=== Begin Enclosure ===

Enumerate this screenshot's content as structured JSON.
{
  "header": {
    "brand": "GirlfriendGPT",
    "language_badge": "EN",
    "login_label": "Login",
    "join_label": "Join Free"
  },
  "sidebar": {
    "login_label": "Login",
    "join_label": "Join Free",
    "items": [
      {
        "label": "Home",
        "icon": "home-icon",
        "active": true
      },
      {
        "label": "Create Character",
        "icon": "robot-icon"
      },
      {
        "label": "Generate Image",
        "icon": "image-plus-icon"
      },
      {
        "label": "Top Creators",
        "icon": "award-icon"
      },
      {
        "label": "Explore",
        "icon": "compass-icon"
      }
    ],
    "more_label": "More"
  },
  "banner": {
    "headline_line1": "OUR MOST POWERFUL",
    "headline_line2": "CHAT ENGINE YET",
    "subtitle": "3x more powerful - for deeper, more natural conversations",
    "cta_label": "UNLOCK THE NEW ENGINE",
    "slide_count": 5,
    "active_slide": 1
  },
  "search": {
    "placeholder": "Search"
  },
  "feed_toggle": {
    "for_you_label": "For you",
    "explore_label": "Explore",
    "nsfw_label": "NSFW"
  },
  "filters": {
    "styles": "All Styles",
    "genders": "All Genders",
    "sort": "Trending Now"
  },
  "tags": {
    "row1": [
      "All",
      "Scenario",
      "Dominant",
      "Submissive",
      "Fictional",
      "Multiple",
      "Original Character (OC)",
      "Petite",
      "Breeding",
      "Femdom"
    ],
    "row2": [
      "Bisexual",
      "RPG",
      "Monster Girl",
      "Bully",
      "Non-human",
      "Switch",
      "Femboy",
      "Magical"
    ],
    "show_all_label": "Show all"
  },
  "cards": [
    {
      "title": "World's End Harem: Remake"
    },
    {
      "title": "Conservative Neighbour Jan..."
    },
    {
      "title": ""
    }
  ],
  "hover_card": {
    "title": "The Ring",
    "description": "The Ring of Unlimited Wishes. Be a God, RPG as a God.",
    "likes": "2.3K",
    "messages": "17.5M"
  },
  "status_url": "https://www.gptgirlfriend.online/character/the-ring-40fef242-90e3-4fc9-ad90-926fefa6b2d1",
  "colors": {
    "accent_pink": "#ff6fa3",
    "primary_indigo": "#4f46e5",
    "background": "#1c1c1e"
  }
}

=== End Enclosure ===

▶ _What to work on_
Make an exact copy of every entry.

▶ _Problem solution_
Enumerate this screenshot's content as structured JSON.
{
  "header": {
    "brand": "GirlfriendGPT",
    "language_badge": "EN",
    "login_label": "Login",
    "join_label": "Join Free"
  },
  "sidebar": {
    "login_label": "Login",
    "join_label": "Join Free",
    "items": [
      {
        "label": "Home",
        "icon": "home-icon",
        "active": true
      },
      {
        "label": "Create Character",
        "icon": "robot-icon"
      },
      {
        "label": "Generate Image",
        "icon": "image-plus-icon"
      },
      {
        "label": "Top Creators",
        "icon": "award-icon"
      },
      {
        "label": "Explore",
        "icon": "compass-icon"
      }
    ],
    "more_label": "More"
  },
  "banner": {
    "headline_line1": "OUR MOST POWERFUL",
    "headline_line2": "CHAT ENGINE YET",
    "subtitle": "3x more powerful - for deeper, more natural conversations",
    "cta_label": "UNLOCK THE NEW ENGINE",
    "slide_count": 5,
    "active_slide": 1
  },
  "search": {
    "placeholder": "Search"
  },
  "feed_toggle": {
    "for_you_label": "For you",
    "explore_label": "Explore",
    "nsfw_label": "NSFW"
  },
  "filters": {
    "styles": "All Styles",
    "genders": "All Genders",
    "sort": "Trending Now"
  },
  "tags": {
    "row1": [
      "All",
      "Scenario",
      "Dominant",
      "Submissive",
      "Fictional",
      "Multiple",
      "Original Character (OC)",
      "Petite",
      "Breeding",
      "Femdom"
    ],
    "row2": [
      "Bisexual",
      "RPG",
      "Monster Girl",
      "Bully",
      "Non-human",
      "Switch",
      "Femboy",
      "Magical"
    ],
    "show_all_label": "Show all"
  },
  "cards": [
    {
      "title": "World's End Harem: Remake"
    },
    {
      "title": "Conservative Neighbour Jan..."
    },
    {
      "title": ""
    }
  ],
  "hover_card": {
    "title": "The Ring",
    "description": "The Ring of Unlimited Wishes. Be a God, RPG as a God.",
    "likes": "2.3K",
    "messages": "17.5M"
  },
  "status_url": "https://www.gptgirlfriend.online/character/the-ring-40fef242-90e3-4fc9-ad90-926fefa6b2d1",
  "colors": {
    "accent_pink": "#ff6fa3",
    "primary_indigo": "#4f46e5",
    "background": "#1c1c1e"
  }
}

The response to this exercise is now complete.